Exercise details
Will you extract the entries word for word? Images should not appear in the copy.

[Dataset rows for apps and sites]
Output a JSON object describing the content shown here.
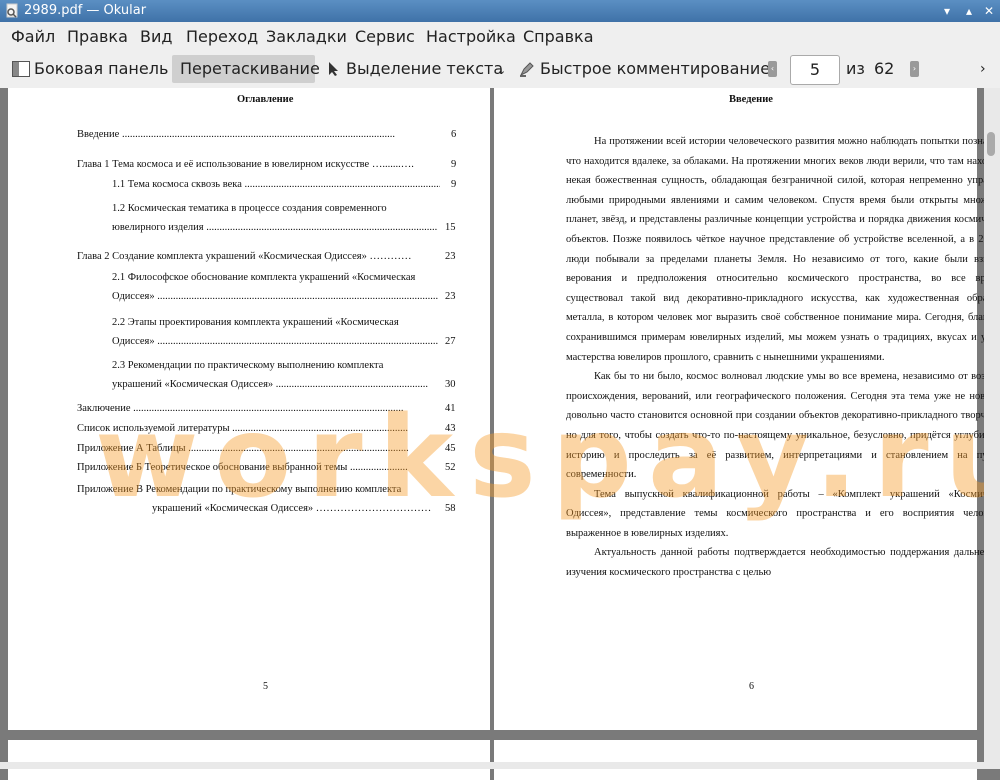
{
  "window": {
    "title": "2989.pdf  — Okular"
  },
  "menu": [
    "Файл",
    "Правка",
    "Вид",
    "Переход",
    "Закладки",
    "Сервис",
    "Настройка",
    "Справка"
  ],
  "toolbar": {
    "sidebar": "Боковая панель",
    "drag": "Перетаскивание",
    "text_select": "Выделение текста",
    "comment": "Быстрое комментирование",
    "page_current": "5",
    "page_of": "из",
    "page_total": "62"
  },
  "watermark": "workspay.ru",
  "left_page": {
    "heading": "Оглавление",
    "number": "5",
    "toc": [
      {
        "text": "Введение ........................................................................................................",
        "page": "6"
      },
      {
        "text": "Глава 1 Тема космоса и её использование в ювелирном искусстве ….......….",
        "page": "9"
      },
      {
        "text": "1.1 Тема космоса сквозь века .............................................................................",
        "page": "9"
      },
      {
        "text": "1.2 Космическая тематика в процессе создания современного",
        "page": ""
      },
      {
        "text": "ювелирного изделия ..........................................................................................",
        "page": "15"
      },
      {
        "text": "Глава 2 Создание комплекта украшений «Космическая Одиссея» …………",
        "page": "23"
      },
      {
        "text": "2.1 Философское обоснование комплекта украшений «Космическая",
        "page": ""
      },
      {
        "text": "Одиссея» .................................................................................................................",
        "page": "23"
      },
      {
        "text": "2.2 Этапы проектирования комплекта украшений «Космическая",
        "page": ""
      },
      {
        "text": "Одиссея» .................................................................................................................",
        "page": "27"
      },
      {
        "text": "2.3 Рекомендации по практическому выполнению комплекта",
        "page": ""
      },
      {
        "text": "украшений «Космическая Одиссея» ..........................................................",
        "page": "30"
      },
      {
        "text": "Заключение .......................................................................................................",
        "page": "41"
      },
      {
        "text": "Список используемой литературы ...................................................................",
        "page": "43"
      },
      {
        "text": "Приложение А Таблицы ....................................................................................",
        "page": "45"
      },
      {
        "text": "Приложение Б Теоретическое обоснование выбранной темы ......................",
        "page": "52"
      },
      {
        "text": "Приложение В Рекомендации по практическому выполнению комплекта",
        "page": ""
      },
      {
        "text": "украшений «Космическая Одиссея» ……………………………",
        "page": "58"
      }
    ]
  },
  "right_page": {
    "heading": "Введение",
    "number": "6",
    "paragraphs": [
      "На протяжении всей истории человеческого развития можно наблюдать попытки познать то, что находится вдалеке, за облаками. На протяжении многих веков люди верили, что там находится некая божественная сущность, обладающая безграничной силой, которая непременно управляет любыми природными явлениями и самим человеком. Спустя время были открыты множество планет, звёзд, и представлены различные концепции устройства и порядка движения космических объектов. Позже появилось чёткое научное представление об устройстве вселенной, а в 20 веке люди побывали за пределами планеты Земля. Но независимо от того, какие были взгляды, верования и предположения относительно космического пространства, во все времена существовал такой вид декоративно-прикладного искусства, как художественная обработка металла, в котором человек мог выразить своё собственное понимание мира. Сегодня, благодаря сохранившимся примерам ювелирных изделий, мы можем узнать о традициях, вкусах и уровне мастерства ювелиров прошлого, сравнить с нынешними украшениями.",
      "Как бы то ни было, космос волновал людские умы во все времена, независимо от возраста, происхождения, верований, или географического положения. Сегодня эта тема уже не нова, она довольно часто становится основной при создании объектов декоративно-прикладного творчества, но для того, чтобы создать что-то по-настоящему уникальное, безусловно, придётся углубиться в историю и проследить за её развитием, интерпретациями и становлением на пути к современности.",
      "Тема выпускной квалификационной работы – «Комплект украшений «Космическая Одиссея», представление темы космического пространства и его восприятия человеком, выраженное в ювелирных изделиях.",
      "Актуальность данной работы подтверждается необходимостью поддержания дальнейшего изучения космического пространства с целью"
    ]
  }
}
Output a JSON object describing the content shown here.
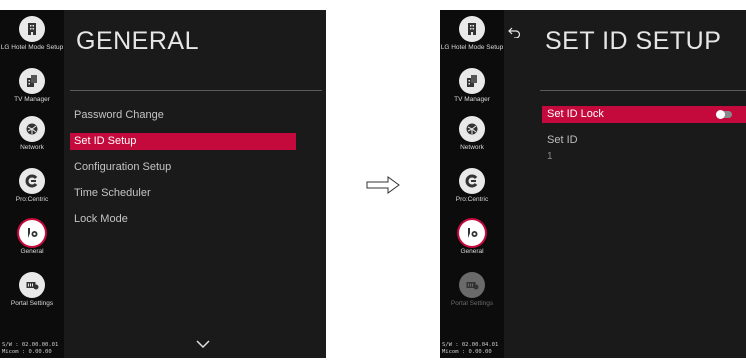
{
  "left_screen": {
    "sidebar": [
      {
        "label": "LG Hotel Mode Setup",
        "icon": "hotel-icon"
      },
      {
        "label": "TV Manager",
        "icon": "tv-manager-icon"
      },
      {
        "label": "Network",
        "icon": "network-icon"
      },
      {
        "label": "Pro:Centric",
        "icon": "procentric-icon"
      },
      {
        "label": "General",
        "icon": "general-icon"
      },
      {
        "label": "Portal Settings",
        "icon": "portal-icon"
      }
    ],
    "sw_info": {
      "sw": "S/W : 02.00.00.01",
      "micom": "Micom : 0.00.00"
    },
    "title": "GENERAL",
    "menu": [
      "Password Change",
      "Set ID Setup",
      "Configuration Setup",
      "Time Scheduler",
      "Lock Mode"
    ],
    "selected_menu_index": 1
  },
  "right_screen": {
    "sidebar": [
      {
        "label": "LG Hotel Mode Setup",
        "icon": "hotel-icon"
      },
      {
        "label": "TV Manager",
        "icon": "tv-manager-icon"
      },
      {
        "label": "Network",
        "icon": "network-icon"
      },
      {
        "label": "Pro:Centric",
        "icon": "procentric-icon"
      },
      {
        "label": "General",
        "icon": "general-icon"
      },
      {
        "label": "Portal Settings",
        "icon": "portal-icon"
      }
    ],
    "sw_info": {
      "sw": "S/W : 02.00.04.01",
      "micom": "Micom : 0.00.00"
    },
    "title": "SET ID SETUP",
    "set_id_lock": {
      "label": "Set ID Lock",
      "state": "off"
    },
    "set_id": {
      "label": "Set ID",
      "value": "1"
    }
  },
  "colors": {
    "accent": "#c40a3d",
    "panel": "#1a1a1a",
    "sidebar": "#0c0c0c"
  }
}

Task solution
Output a JSON object describing the content shown here.
{
  "window": {
    "title": "2989.pdf  — Okular"
  },
  "menu": [
    "Файл",
    "Правка",
    "Вид",
    "Переход",
    "Закладки",
    "Сервис",
    "Настройка",
    "Справка"
  ],
  "toolbar": {
    "sidebar": "Боковая панель",
    "drag": "Перетаскивание",
    "text_select": "Выделение текста",
    "comment": "Быстрое комментирование",
    "page_current": "5",
    "page_of": "из",
    "page_total": "62"
  },
  "watermark": "workspay.ru",
  "left_page": {
    "heading": "Оглавление",
    "number": "5",
    "toc": [
      {
        "text": "Введение ........................................................................................................",
        "page": "6"
      },
      {
        "text": "Глава 1 Тема космоса и её использование в ювелирном искусстве ….......….",
        "page": "9"
      },
      {
        "text": "1.1 Тема космоса сквозь века .............................................................................",
        "page": "9"
      },
      {
        "text": "1.2 Космическая тематика в процессе создания современного",
        "page": ""
      },
      {
        "text": "ювелирного изделия ..........................................................................................",
        "page": "15"
      },
      {
        "text": "Глава 2 Создание комплекта украшений «Космическая Одиссея» …………",
        "page": "23"
      },
      {
        "text": "2.1 Философское обоснование комплекта украшений «Космическая",
        "page": ""
      },
      {
        "text": "Одиссея» .................................................................................................................",
        "page": "23"
      },
      {
        "text": "2.2 Этапы проектирования комплекта украшений «Космическая",
        "page": ""
      },
      {
        "text": "Одиссея» .................................................................................................................",
        "page": "27"
      },
      {
        "text": "2.3 Рекомендации по практическому выполнению комплекта",
        "page": ""
      },
      {
        "text": "украшений «Космическая Одиссея» ..........................................................",
        "page": "30"
      },
      {
        "text": "Заключение .......................................................................................................",
        "page": "41"
      },
      {
        "text": "Список используемой литературы ...................................................................",
        "page": "43"
      },
      {
        "text": "Приложение А Таблицы ....................................................................................",
        "page": "45"
      },
      {
        "text": "Приложение Б Теоретическое обоснование выбранной темы ......................",
        "page": "52"
      },
      {
        "text": "Приложение В Рекомендации по практическому выполнению комплекта",
        "page": ""
      },
      {
        "text": "украшений «Космическая Одиссея» ……………………………",
        "page": "58"
      }
    ]
  },
  "right_page": {
    "heading": "Введение",
    "number": "6",
    "paragraphs": [
      "На протяжении всей истории человеческого развития можно наблюдать попытки познать то, что находится вдалеке, за облаками. На протяжении многих веков люди верили, что там находится некая божественная сущность, обладающая безграничной силой, которая непременно управляет любыми природными явлениями и самим человеком. Спустя время были открыты множество планет, звёзд, и представлены различные концепции устройства и порядка движения космических объектов. Позже появилось чёткое научное представление об устройстве вселенной, а в 20 веке люди побывали за пределами планеты Земля. Но независимо от того, какие были взгляды, верования и предположения относительно космического пространства, во все времена существовал такой вид декоративно-прикладного искусства, как художественная обработка металла, в котором человек мог выразить своё собственное понимание мира. Сегодня, благодаря сохранившимся примерам ювелирных изделий, мы можем узнать о традициях, вкусах и уровне мастерства ювелиров прошлого, сравнить с нынешними украшениями.",
      "Как бы то ни было, космос волновал людские умы во все времена, независимо от возраста, происхождения, верований, или географического положения. Сегодня эта тема уже не нова, она довольно часто становится основной при создании объектов декоративно-прикладного творчества, но для того, чтобы создать что-то по-настоящему уникальное, безусловно, придётся углубиться в историю и проследить за её развитием, интерпретациями и становлением на пути к современности.",
      "Тема выпускной квалификационной работы – «Комплект украшений «Космическая Одиссея», представление темы космического пространства и его восприятия человеком, выраженное в ювелирных изделиях.",
      "Актуальность данной работы подтверждается необходимостью поддержания дальнейшего изучения космического пространства с целью"
    ]
  }
}
Output a JSON object describing the content shown here.
{
  "left_screen": {
    "sidebar": [
      {
        "label": "LG Hotel Mode Setup",
        "icon": "hotel-icon"
      },
      {
        "label": "TV Manager",
        "icon": "tv-manager-icon"
      },
      {
        "label": "Network",
        "icon": "network-icon"
      },
      {
        "label": "Pro:Centric",
        "icon": "procentric-icon"
      },
      {
        "label": "General",
        "icon": "general-icon"
      },
      {
        "label": "Portal Settings",
        "icon": "portal-icon"
      }
    ],
    "sw_info": {
      "sw": "S/W : 02.00.00.01",
      "micom": "Micom : 0.00.00"
    },
    "title": "GENERAL",
    "menu": [
      "Password Change",
      "Set ID Setup",
      "Configuration Setup",
      "Time Scheduler",
      "Lock Mode"
    ],
    "selected_menu_index": 1
  },
  "right_screen": {
    "sidebar": [
      {
        "label": "LG Hotel Mode Setup",
        "icon": "hotel-icon"
      },
      {
        "label": "TV Manager",
        "icon": "tv-manager-icon"
      },
      {
        "label": "Network",
        "icon": "network-icon"
      },
      {
        "label": "Pro:Centric",
        "icon": "procentric-icon"
      },
      {
        "label": "General",
        "icon": "general-icon"
      },
      {
        "label": "Portal Settings",
        "icon": "portal-icon"
      }
    ],
    "sw_info": {
      "sw": "S/W : 02.00.04.01",
      "micom": "Micom : 0.00.00"
    },
    "title": "SET ID SETUP",
    "set_id_lock": {
      "label": "Set ID Lock",
      "state": "off"
    },
    "set_id": {
      "label": "Set ID",
      "value": "1"
    }
  },
  "colors": {
    "accent": "#c40a3d",
    "panel": "#1a1a1a",
    "sidebar": "#0c0c0c"
  }
}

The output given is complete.